The band spent 700 hours crafting Sgt. Pepper’s and it paid off. It’s the first true concept album and while the actual concept was restrained to the iconic cover art and a few tracks, including its namesake opener and reprised closer, its sounds far surpassed any framework: there’s the shuffling big band camaraderie of Ringo Starr’s “With a Little Help From My Friends”; Lennon’s brass blasting “Good Morning, Good Morning” and trippy Ringling Bros-style circus “Being for the Benefit of Mr. Kite!”; McCartney’s bassoon-led “When I’m Sixty-Four,” spaced-out show tune “Lovely Rita” and avant-garde classical “She’s Leaving Home.” Starr’s drumming is tasteful throughout, never overdone, and Harrison shines on a spiritual solo sitar jam “Within You Without You,” and adds guitar flare and texture.

The best songs are, arguable, total collaborations between Lennon and McCartney, with the former bringing the basic song and the latter lifting it to glorious heights. “Lucy in the Sky with Diamonds,” thought to be a LSD tribute but actually an ode to a drawing by Lennon’s son, has an iconic organ opening and explosive sing-along chorus. Then, of course, there’s “A Day in the Life,” a monument to groundbreaking recording and studio technologies. It’s Lennon’s cut-and-paste tale of newspaper headlines, building to a moment of psychedelic piano and horn dream with McCartney waking up and rolling out of bed to the sound of an alarm clock. It continues to blow listeners’ minds, and popularized Lennon’s “I’d love to turn you on” catchphrase, resonating with the overall cultural movement.

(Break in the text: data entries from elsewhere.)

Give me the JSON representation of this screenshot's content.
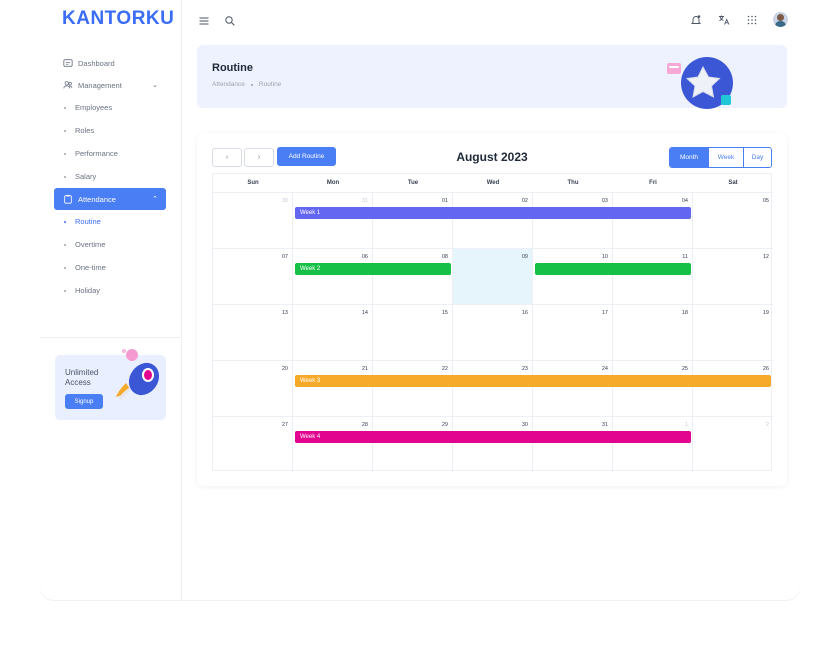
{
  "app": {
    "logo": "KANTORKU"
  },
  "colors": {
    "primary": "#4a7ef5",
    "week1": "#6366f1",
    "week2": "#16c047",
    "week3": "#f7aa2a",
    "week4": "#e2048f",
    "today": "#e6f4fc"
  },
  "sidebar": {
    "items": [
      {
        "label": "Dashboard",
        "icon": "dashboard-icon"
      },
      {
        "label": "Management",
        "icon": "users-icon"
      },
      {
        "label": "Employees"
      },
      {
        "label": "Roles"
      },
      {
        "label": "Performance"
      },
      {
        "label": "Salary"
      },
      {
        "label": "Attendance",
        "icon": "clipboard-icon"
      },
      {
        "label": "Routine"
      },
      {
        "label": "Overtime"
      },
      {
        "label": "One-time"
      },
      {
        "label": "Holiday"
      }
    ],
    "promo": {
      "title": "Unlimited Access",
      "button": "Signup"
    }
  },
  "header": {
    "title": "Routine",
    "breadcrumb": [
      "Attendance",
      "Routine"
    ]
  },
  "calendar": {
    "add_label": "Add Routine",
    "month_title": "August 2023",
    "views": [
      "Month",
      "Week",
      "Day"
    ],
    "active_view": "Month",
    "prev_icon": "‹",
    "next_icon": "›",
    "weekdays": [
      "Sun",
      "Mon",
      "Tue",
      "Wed",
      "Thu",
      "Fri",
      "Sat"
    ],
    "weeks": [
      [
        "30",
        "31",
        "01",
        "02",
        "03",
        "04",
        "05"
      ],
      [
        "07",
        "06",
        "08",
        "09",
        "10",
        "11",
        "12"
      ],
      [
        "13",
        "14",
        "15",
        "16",
        "17",
        "18",
        "19"
      ],
      [
        "20",
        "21",
        "22",
        "23",
        "24",
        "25",
        "26"
      ],
      [
        "27",
        "28",
        "29",
        "30",
        "31",
        "1",
        "2"
      ]
    ],
    "events": [
      {
        "label": "Week 1",
        "week": 0,
        "start": 1,
        "end": 5,
        "color": "#6366f1"
      },
      {
        "label": "Week 2",
        "week": 1,
        "start": 1,
        "end": 2,
        "color": "#16c047"
      },
      {
        "label": "",
        "week": 1,
        "start": 4,
        "end": 5,
        "color": "#16c047"
      },
      {
        "label": "Week 3",
        "week": 3,
        "start": 1,
        "end": 6,
        "color": "#f7aa2a"
      },
      {
        "label": "Week 4",
        "week": 4,
        "start": 1,
        "end": 5,
        "color": "#e2048f"
      }
    ]
  }
}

The LP was an immediate hit and cultural flashpoint. It spent 27 weeks at the top of the U.K. albums chart and 15 consecutive weeks at No. 1 on the Billboard 200 in the U.S., and was praised for its genius innovations in recording techniques and kaleidoscopic sound that united pop music with other sounds and genres. It became one of the best-selling albums of the year, then the decade, and now—with more than 32 million copies moved worldwide—one of the best-selling in history. It won four Grammys in 1968, becoming the first rock album to win Album of the Year (it did, after all, codify the idea of an album as a cohesive work of art). Sgt. Pepper’s was the soundtrack to the Summer of Love, spreading the Beatles’ vibes for the bubbling alternative culture across the globe.

Its cultural impact was just immense: As Abbie Hoffman, the political and counter-culture icon, said in a 1987 documentary on the album: “There are two events, outside of my inner family circle, that I remember in life. One is JFK’s assassination. The other was where I was when I first head Sgt. Pepper’s Lonely Hearts Club Band.”

The album was the vanguard of the so-called hippie movement. “There was so much attention given to not just the Beatles, but all the changes that were happening in fashion, film, poets, painters, the whole thing. It was a mini renaissance,” Harrison said in the same doc. “There were a lot of people trying to go on the same trip together regardless of what they were doing.

“There was a bond formed between a lot of people,” he added. And Sgt. Pepper’s was the primary cultural adhesive. Fifty years on, that hasn’t changed much -- and isn’t that a damn good definition of “Best”?